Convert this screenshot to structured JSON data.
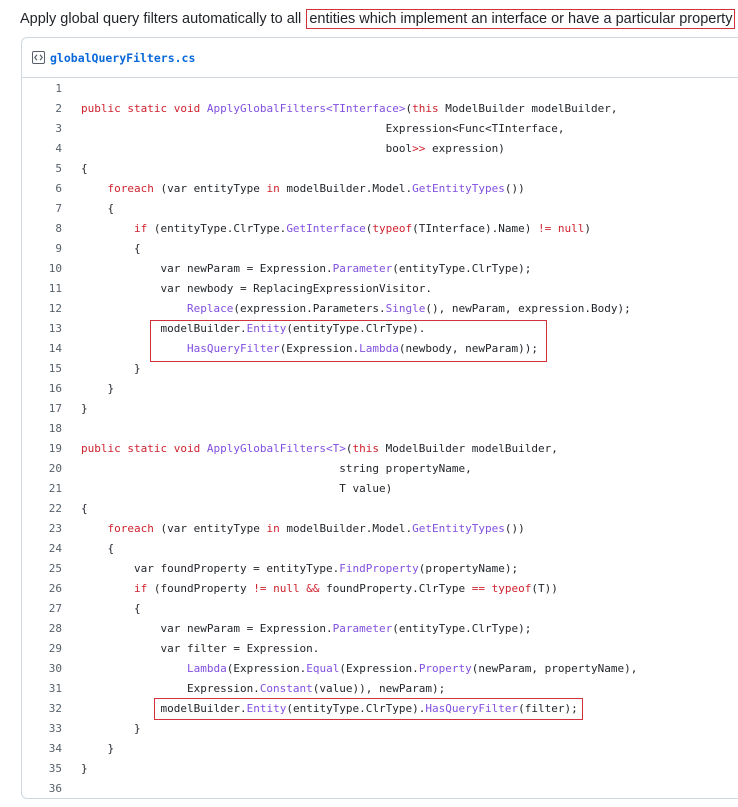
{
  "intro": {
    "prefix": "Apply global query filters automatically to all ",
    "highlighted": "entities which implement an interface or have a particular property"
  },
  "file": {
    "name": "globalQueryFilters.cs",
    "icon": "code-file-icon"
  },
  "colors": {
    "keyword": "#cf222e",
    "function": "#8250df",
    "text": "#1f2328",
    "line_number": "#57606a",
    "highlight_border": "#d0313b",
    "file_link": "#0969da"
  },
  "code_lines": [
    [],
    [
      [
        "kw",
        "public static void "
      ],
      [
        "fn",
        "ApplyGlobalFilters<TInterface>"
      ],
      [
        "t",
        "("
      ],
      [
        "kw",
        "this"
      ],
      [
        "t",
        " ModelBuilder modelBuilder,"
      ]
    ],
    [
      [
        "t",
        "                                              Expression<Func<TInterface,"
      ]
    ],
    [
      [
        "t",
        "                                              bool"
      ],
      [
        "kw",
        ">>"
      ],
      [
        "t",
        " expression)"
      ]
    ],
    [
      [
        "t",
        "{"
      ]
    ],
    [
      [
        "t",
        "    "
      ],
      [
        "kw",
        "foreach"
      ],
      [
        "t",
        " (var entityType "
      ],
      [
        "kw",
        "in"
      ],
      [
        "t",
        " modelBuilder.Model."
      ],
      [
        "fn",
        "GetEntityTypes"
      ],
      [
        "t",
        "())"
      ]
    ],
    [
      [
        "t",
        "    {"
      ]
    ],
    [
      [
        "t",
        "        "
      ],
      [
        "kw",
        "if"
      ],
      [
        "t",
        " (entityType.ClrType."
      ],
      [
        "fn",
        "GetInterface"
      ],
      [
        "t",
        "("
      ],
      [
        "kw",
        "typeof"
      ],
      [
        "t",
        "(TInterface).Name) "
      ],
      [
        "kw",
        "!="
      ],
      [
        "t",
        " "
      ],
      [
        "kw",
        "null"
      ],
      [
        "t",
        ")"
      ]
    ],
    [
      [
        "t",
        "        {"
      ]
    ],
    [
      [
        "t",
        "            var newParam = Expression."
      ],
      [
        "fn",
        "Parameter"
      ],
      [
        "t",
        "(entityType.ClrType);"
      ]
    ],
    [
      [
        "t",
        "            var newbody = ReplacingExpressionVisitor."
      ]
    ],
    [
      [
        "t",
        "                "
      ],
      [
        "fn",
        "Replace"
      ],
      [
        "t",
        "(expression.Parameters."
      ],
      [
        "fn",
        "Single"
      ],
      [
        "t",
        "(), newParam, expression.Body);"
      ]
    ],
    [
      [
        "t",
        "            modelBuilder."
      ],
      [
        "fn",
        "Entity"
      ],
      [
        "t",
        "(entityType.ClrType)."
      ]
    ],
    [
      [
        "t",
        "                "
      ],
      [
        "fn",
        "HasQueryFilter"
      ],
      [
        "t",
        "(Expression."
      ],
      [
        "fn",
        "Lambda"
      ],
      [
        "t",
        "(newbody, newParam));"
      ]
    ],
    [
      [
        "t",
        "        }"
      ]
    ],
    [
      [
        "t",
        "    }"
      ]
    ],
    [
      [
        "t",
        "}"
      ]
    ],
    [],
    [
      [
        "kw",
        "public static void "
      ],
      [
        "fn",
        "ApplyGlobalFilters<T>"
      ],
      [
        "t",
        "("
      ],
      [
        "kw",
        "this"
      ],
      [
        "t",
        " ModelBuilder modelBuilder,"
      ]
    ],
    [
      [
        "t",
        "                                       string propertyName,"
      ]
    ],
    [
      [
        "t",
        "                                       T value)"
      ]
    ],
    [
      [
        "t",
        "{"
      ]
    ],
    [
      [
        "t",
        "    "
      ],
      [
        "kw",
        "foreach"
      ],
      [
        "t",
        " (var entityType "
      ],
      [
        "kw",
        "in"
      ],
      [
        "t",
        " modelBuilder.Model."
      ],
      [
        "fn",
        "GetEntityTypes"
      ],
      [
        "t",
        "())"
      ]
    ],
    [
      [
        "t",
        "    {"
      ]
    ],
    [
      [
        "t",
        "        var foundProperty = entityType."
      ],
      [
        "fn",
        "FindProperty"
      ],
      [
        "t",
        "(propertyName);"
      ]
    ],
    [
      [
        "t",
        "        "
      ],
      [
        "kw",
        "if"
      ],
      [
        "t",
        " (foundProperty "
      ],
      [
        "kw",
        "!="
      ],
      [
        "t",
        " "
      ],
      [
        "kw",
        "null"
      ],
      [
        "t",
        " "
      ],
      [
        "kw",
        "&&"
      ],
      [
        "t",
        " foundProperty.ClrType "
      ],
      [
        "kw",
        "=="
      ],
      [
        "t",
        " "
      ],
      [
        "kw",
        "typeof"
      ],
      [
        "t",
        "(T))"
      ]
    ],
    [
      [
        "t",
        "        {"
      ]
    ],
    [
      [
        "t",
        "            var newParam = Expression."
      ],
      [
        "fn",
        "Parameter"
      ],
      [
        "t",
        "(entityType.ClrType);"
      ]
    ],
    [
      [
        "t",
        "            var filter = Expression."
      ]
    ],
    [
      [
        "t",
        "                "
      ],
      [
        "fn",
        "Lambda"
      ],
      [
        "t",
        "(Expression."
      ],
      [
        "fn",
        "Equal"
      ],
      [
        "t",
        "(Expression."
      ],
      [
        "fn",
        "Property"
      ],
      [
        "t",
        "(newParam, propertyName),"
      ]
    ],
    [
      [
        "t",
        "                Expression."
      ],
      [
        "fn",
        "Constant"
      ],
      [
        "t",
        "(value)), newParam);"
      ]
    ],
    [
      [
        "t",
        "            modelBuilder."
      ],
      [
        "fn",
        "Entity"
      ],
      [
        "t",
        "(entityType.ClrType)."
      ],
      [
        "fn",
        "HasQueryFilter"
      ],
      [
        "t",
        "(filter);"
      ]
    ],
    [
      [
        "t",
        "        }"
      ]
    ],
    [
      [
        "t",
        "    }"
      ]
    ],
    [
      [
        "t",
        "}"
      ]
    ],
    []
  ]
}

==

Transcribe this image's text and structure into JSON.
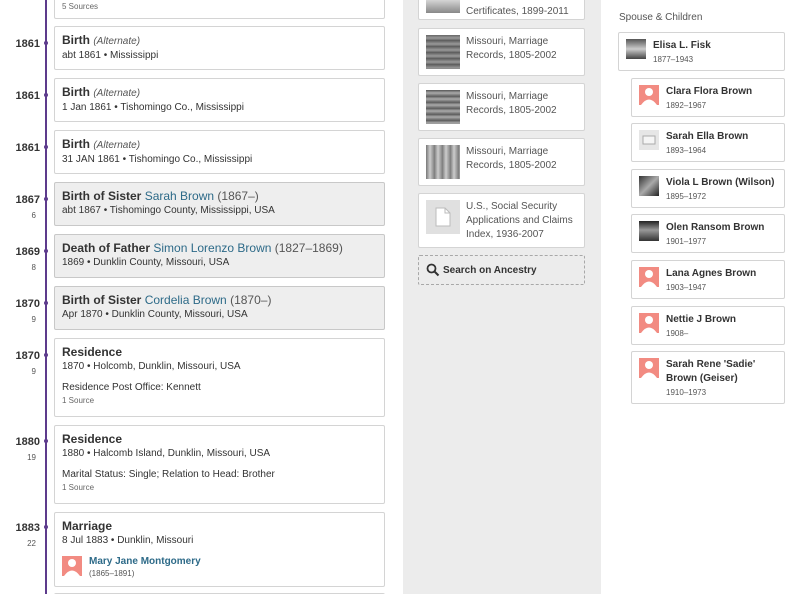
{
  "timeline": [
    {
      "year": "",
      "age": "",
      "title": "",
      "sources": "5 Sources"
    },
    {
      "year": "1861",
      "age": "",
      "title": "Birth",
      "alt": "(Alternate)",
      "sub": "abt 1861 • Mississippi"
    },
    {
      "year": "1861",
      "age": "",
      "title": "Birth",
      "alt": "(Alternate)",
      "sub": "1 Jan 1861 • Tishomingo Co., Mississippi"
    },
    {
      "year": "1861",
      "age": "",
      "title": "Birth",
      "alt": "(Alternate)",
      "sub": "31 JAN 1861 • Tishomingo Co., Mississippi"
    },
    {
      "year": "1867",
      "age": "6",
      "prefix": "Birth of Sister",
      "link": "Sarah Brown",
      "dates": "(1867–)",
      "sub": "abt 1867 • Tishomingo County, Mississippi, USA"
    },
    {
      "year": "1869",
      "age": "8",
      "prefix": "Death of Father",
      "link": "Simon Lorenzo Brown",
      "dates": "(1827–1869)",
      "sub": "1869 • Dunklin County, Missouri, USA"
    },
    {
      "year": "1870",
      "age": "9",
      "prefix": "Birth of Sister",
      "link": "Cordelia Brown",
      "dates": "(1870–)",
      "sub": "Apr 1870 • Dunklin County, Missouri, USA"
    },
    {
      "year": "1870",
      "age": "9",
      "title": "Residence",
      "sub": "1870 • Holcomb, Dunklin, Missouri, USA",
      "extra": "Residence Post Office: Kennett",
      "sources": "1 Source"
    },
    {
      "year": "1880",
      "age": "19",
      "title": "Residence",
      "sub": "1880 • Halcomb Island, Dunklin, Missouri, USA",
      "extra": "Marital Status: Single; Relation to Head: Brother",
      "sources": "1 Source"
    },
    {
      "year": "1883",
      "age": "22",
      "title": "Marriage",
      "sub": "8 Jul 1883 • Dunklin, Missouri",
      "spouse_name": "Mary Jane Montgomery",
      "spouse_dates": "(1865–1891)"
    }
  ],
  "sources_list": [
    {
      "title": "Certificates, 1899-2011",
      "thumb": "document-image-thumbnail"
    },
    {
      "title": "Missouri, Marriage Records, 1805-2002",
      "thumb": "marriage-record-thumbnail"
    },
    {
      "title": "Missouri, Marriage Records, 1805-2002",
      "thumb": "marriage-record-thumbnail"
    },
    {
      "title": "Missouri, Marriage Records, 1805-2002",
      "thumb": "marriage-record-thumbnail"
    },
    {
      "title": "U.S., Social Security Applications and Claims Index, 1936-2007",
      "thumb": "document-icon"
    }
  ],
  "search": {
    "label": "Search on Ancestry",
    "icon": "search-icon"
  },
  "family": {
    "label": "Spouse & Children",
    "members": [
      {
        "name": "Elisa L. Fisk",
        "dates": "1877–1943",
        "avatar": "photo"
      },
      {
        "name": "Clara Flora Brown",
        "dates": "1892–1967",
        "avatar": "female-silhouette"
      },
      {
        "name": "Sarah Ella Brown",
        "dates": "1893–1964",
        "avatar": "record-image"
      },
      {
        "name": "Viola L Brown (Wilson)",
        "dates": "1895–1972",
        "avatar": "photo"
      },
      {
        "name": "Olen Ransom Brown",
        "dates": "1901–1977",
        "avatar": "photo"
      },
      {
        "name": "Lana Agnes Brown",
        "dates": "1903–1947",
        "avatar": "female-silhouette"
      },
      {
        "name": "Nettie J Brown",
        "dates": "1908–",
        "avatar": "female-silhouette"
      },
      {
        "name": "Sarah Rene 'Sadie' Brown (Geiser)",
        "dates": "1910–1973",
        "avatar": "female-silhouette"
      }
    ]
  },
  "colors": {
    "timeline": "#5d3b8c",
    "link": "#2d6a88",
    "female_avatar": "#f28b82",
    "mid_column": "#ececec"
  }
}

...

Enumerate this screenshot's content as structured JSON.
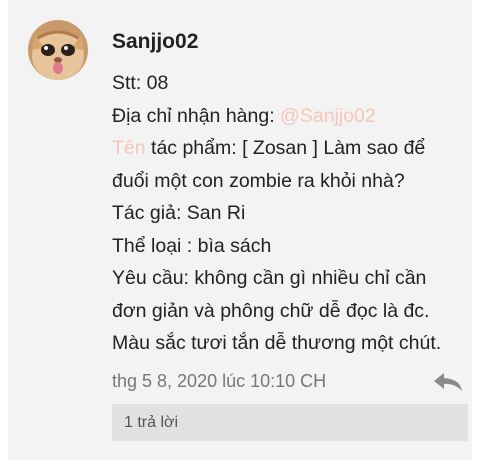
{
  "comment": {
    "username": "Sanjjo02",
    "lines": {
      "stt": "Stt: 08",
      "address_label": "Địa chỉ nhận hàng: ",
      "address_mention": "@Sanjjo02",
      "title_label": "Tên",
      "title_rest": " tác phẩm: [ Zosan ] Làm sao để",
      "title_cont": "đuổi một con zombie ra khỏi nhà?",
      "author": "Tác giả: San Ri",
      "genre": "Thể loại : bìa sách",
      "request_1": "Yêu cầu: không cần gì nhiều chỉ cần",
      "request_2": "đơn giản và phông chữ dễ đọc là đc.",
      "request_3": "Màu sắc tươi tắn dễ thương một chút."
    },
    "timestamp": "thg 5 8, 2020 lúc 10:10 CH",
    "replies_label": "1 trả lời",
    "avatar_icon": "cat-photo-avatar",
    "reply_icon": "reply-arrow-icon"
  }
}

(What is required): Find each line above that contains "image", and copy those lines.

(Answer for this exercise):
Transcribe this image's text and structure into JSON.
      "thumb": "document-image-thumbnail"
        "avatar": "record-image"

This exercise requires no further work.